In the final minute of the quarter, the last two points for the Warriors was a Durant layup, which was the direct result of an outlet pass that he took three-quarters of the court. Durant is one of the few players at his size that can execute this type of play. In fact, on his way to the basket, he takes two dribbles in the half court, with one being for an in-and-out to eliminate Rodney Hood from the play. This play is another example of how intelligent a basketball player Durant is. Understanding that there is less 40 seconds on the clock, Durant analyzes the locations of the defenders and his teammates on the floor; once he realizes that this is an advantageous scoring opportunity, he makes a beeline for the hoop in order to give his team a two-for-one.

Last July, GM Bob Myers and Head Coach Steve Kerr didn’t camp out on Long Island just to recruit last off-season’s most talented free agent. Understanding not only Durant’s dynamic play-making ability but also his intangibles that dictate the pace and style of play, Myers and Kerr specifically targeted the only free agent in that or upcoming summers that could add true value to this already talented roster. Durant is one of a few players in this league that has a gravitational pull on defenses, therefore, creating larger scoring windows for Steph Curry and Klay Thompson.
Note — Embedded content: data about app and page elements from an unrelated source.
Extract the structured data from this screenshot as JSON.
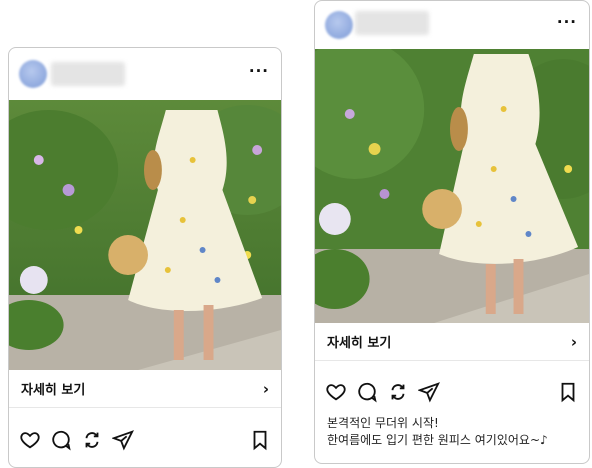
{
  "posts": [
    {
      "id_label": "left-post",
      "more_menu": "···",
      "detail_label": "자세히 보기",
      "detail_chevron": "›",
      "caption_lines": []
    },
    {
      "id_label": "right-post",
      "more_menu": "···",
      "detail_label": "자세히 보기",
      "detail_chevron": "›",
      "caption_lines": [
        "본격적인 무더위 시작!",
        "한여름에도 입기 편한 원피스 여기있어요~♪"
      ]
    }
  ],
  "icons": [
    "heart-icon",
    "comment-icon",
    "repost-icon",
    "share-icon",
    "bookmark-icon"
  ],
  "colors": {
    "card_border": "#c9c9c9",
    "divider": "#e7e7e7",
    "text": "#111111"
  }
}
In Game 3, Durant’s early offensive performance created additional spacing for his teammates. In the Warriors offense, Durant consistently works the baseline until he catches the ball in the short corner. Knowing how many tools he has in his arsenal, the defense will send additional help to back-up the primary defender. Being the player he is, Durant routinely identifies the open teammate and uses his height to his advantage to whip a cross-court pass either to the opposite wing, strong-side elbow, or cutting guard. (In the Warriors upcoming games, pay attention how they work the ball into the short corner for their bigs. Then, notice the additional action taking place at the high-post and weak-side. This will usually lead to a high percentage shot.)

Ultimately, Durant was the difference maker in Game 3 — a game that would have most likely resulted in a loss in last year’s playoffs for the Warriors. Instead, this year’s team was able to fight off defeat in Utah and end the series in four games. It’s games like this one that truly highlights Durant’s value because he is another playmaker and creates a great deal for his teammates. The Warriors specifically sought out Durant for these types of performance. It is safe to say that he removed any doubt against the Jazz, limited the number of minutes this team needed play this series, and helped keep this team on pace with another team in the Eastern Conference.

As the Warriors progress deeper into the playoffs, Durant’s performances, such as this one, will need to happen more frequently, especially against the Spurs and, potentially, the Cavs. Consistent offensive production from him will minimize the poor showings from the likes of Thompson and Green. Additionally, Durant will continue to draw extra attention from defenses forcing teams to constantly shade and help his way. If Durant keeps this up, he will ultimately become the sole focal point of the Warriors offense, with everyone playing off of him — something that never truly took place in Oklahoma City.

If the Warriors raise the Larry O’Brien Trophy at the end of these playoffs, Game 3 against the Jazz, and similar ones, won’t be remembered by even the most die-hard of fans. However, these are games that are important in title runs even though they don’t add to a player’s lore and legacy.